Still the OP is right. Many of the original concepts around the blogging community have migrated outside the community. But certainly not the somewhat more egalitarian nature of the original blogging community.
On the other hand, the same change occurs even on a micro scale. Many small communities fold once they grow large enough to attract their first truly malevolent (or simply emotionally disturbed) member and have to take action to protect themselves. What works for hundreds doesn't work for thousands.
Such is growth.
halloween_jack_ — 2014-01-13T08:15:30-05:00 — #6
Couldn't disagree more, both in terms of the original blogging community being egalitarian in any significant way--in fact, it could be terribly cliquish--and that something like Tumblr isn't egalitarian in nature.
karls — 2014-01-13T08:36:48-05:00 — #7
The Tumblr user community may be egalitarian, but there is a very strong division between users and operators. That was, or at least could be, very different for blogs.
tlwest — 2014-01-13T09:20:27-05:00 — #8
I'll certainly agree that the original blogging community could be cliquish, but the possibility of back-and-forth between creator and consumer existed when a blogger had hundreds or thousands of readers.

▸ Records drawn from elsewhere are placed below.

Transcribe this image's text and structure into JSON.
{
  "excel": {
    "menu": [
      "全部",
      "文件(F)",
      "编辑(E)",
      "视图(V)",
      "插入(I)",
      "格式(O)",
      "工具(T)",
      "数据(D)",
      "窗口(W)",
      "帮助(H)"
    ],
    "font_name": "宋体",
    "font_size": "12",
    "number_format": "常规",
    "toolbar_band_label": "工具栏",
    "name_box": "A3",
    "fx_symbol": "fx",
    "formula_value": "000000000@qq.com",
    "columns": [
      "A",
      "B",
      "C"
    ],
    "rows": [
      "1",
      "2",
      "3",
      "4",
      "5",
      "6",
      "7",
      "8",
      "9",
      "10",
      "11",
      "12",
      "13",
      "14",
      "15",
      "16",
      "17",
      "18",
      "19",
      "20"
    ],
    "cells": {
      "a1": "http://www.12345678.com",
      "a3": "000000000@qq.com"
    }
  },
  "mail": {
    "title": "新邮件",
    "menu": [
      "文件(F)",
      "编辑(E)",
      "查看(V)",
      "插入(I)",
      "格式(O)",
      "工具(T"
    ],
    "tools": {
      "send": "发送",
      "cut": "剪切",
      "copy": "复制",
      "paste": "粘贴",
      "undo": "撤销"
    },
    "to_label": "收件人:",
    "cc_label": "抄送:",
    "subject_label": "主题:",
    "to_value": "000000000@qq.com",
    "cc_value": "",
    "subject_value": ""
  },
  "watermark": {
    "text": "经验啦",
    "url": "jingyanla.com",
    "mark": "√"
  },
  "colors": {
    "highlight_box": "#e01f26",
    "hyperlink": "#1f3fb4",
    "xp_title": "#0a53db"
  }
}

When you have hundreds of thousands of readers - not so much.
As for Tumblr, I'd agree to its reasonably egalitarian nature, but I'd argue that for most people it doesn't represent "blogging" as a whole. As I said, it's not that egalitarian sub-communities don't exist, it's simply that their a near-insignificant subgroup of the whole.
Thinking about it, however, Facebook has provided a robust replacement for the "what I ate for breakfast today" type of blogs in a fashion that is probably superior to the original blogging platform.
My interests tended to be science and current affairs, for which there is now no shortage of good, popular content, but due to the massive success of the "winners", little opportunity for interaction while the rest are constantly fighting to attract enough readers to have a community at all.
doctorow — 2014-01-17T18:02:12-05:00 — #9
This topic was automatically closed after 5 days. New replies are no longer allowed.